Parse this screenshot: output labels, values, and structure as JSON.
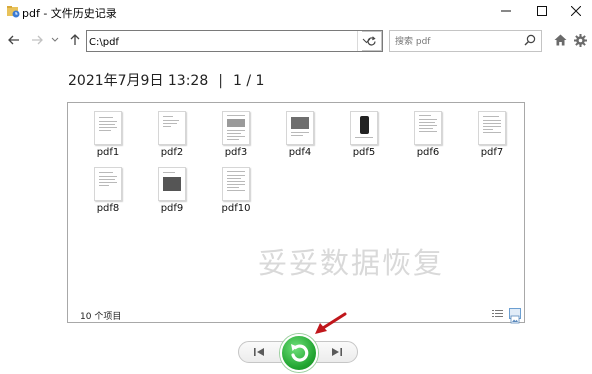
{
  "window": {
    "title": "pdf - 文件历史记录"
  },
  "nav": {
    "address": "C:\\pdf",
    "search_placeholder": "搜索 pdf"
  },
  "header": {
    "date": "2021年7月9日 13:28",
    "separator": "|",
    "page": "1 / 1"
  },
  "files": [
    {
      "name": "pdf1",
      "thumb": "text"
    },
    {
      "name": "pdf2",
      "thumb": "text"
    },
    {
      "name": "pdf3",
      "thumb": "text-photo"
    },
    {
      "name": "pdf4",
      "thumb": "photo"
    },
    {
      "name": "pdf5",
      "thumb": "phone"
    },
    {
      "name": "pdf6",
      "thumb": "text"
    },
    {
      "name": "pdf7",
      "thumb": "text"
    },
    {
      "name": "pdf8",
      "thumb": "text"
    },
    {
      "name": "pdf9",
      "thumb": "photo-dark"
    },
    {
      "name": "pdf10",
      "thumb": "text"
    }
  ],
  "status": {
    "item_count": "10 个项目"
  },
  "watermark": "妥妥数据恢复",
  "colors": {
    "restore_green": "#22a531",
    "annotation_red": "#c0161b",
    "selected_view": "#6c9fd1"
  }
}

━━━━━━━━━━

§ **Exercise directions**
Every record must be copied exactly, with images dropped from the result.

§ **Response box**
Parse this screenshot: output labels, values, and structure as JSON.
{
  "window": {
    "title": "pdf - 文件历史记录"
  },
  "nav": {
    "address": "C:\\pdf",
    "search_placeholder": "搜索 pdf"
  },
  "header": {
    "date": "2021年7月9日 13:28",
    "separator": "|",
    "page": "1 / 1"
  },
  "files": [
    {
      "name": "pdf1",
      "thumb": "text"
    },
    {
      "name": "pdf2",
      "thumb": "text"
    },
    {
      "name": "pdf3",
      "thumb": "text-photo"
    },
    {
      "name": "pdf4",
      "thumb": "photo"
    },
    {
      "name": "pdf5",
      "thumb": "phone"
    },
    {
      "name": "pdf6",
      "thumb": "text"
    },
    {
      "name": "pdf7",
      "thumb": "text"
    },
    {
      "name": "pdf8",
      "thumb": "text"
    },
    {
      "name": "pdf9",
      "thumb": "photo-dark"
    },
    {
      "name": "pdf10",
      "thumb": "text"
    }
  ],
  "status": {
    "item_count": "10 个项目"
  },
  "watermark": "妥妥数据恢复",
  "colors": {
    "restore_green": "#22a531",
    "annotation_red": "#c0161b",
    "selected_view": "#6c9fd1"
  }
}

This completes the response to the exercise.